* [AIM OF THE EXERCISE]
Scan each line of the records for the word "Settings" and extract the ones that have it.

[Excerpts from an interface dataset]
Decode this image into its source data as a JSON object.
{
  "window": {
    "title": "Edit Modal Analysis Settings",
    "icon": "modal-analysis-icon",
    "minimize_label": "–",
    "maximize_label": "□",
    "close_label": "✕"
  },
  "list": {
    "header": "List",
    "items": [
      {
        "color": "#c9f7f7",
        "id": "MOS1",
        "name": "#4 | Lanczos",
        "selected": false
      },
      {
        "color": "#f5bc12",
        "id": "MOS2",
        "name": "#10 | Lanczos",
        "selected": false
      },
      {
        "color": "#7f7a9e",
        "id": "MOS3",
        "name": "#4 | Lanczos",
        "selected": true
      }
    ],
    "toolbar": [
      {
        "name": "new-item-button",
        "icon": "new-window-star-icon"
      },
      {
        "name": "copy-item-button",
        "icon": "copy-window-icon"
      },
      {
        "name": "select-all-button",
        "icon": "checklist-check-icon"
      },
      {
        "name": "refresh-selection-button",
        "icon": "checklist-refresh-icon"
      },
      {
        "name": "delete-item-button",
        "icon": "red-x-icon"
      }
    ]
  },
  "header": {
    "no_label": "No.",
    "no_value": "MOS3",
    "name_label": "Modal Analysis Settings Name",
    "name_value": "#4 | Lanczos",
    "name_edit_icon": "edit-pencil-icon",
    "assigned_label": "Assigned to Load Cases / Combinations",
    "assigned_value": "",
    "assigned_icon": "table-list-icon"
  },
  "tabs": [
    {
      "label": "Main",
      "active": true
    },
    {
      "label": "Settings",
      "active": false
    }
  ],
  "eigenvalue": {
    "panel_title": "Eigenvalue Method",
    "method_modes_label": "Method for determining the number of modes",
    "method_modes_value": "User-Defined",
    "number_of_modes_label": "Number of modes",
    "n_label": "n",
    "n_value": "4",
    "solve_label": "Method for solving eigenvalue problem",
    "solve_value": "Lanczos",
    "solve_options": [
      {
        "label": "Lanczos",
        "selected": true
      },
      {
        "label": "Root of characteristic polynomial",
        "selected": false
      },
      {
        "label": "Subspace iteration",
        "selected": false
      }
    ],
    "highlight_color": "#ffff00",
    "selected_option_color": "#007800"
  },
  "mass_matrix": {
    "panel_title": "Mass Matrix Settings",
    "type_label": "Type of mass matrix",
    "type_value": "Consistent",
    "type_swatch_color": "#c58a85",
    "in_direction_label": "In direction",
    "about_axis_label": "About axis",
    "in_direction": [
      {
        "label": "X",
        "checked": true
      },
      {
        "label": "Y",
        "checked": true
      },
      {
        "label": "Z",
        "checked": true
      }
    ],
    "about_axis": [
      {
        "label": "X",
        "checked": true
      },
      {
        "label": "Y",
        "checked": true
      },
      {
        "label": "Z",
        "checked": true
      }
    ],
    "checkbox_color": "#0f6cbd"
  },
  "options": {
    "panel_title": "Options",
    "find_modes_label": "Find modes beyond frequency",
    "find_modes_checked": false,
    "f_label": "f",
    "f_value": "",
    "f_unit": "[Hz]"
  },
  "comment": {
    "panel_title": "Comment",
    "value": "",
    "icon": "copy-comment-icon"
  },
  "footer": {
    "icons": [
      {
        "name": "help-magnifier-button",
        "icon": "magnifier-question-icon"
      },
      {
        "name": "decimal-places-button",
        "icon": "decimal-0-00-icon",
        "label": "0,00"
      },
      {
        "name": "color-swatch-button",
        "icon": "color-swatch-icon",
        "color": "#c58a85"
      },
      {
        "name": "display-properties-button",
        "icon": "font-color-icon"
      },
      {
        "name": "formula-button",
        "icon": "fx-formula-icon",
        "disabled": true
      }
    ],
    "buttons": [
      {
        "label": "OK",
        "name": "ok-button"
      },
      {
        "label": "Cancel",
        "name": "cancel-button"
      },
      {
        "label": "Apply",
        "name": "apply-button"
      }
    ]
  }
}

* [RESPONSE FOR THIS EXERCISE]
    "title": "Edit Modal Analysis Settings",
    "name_label": "Modal Analysis Settings Name",
      "label": "Settings",
    "panel_title": "Mass Matrix Settings",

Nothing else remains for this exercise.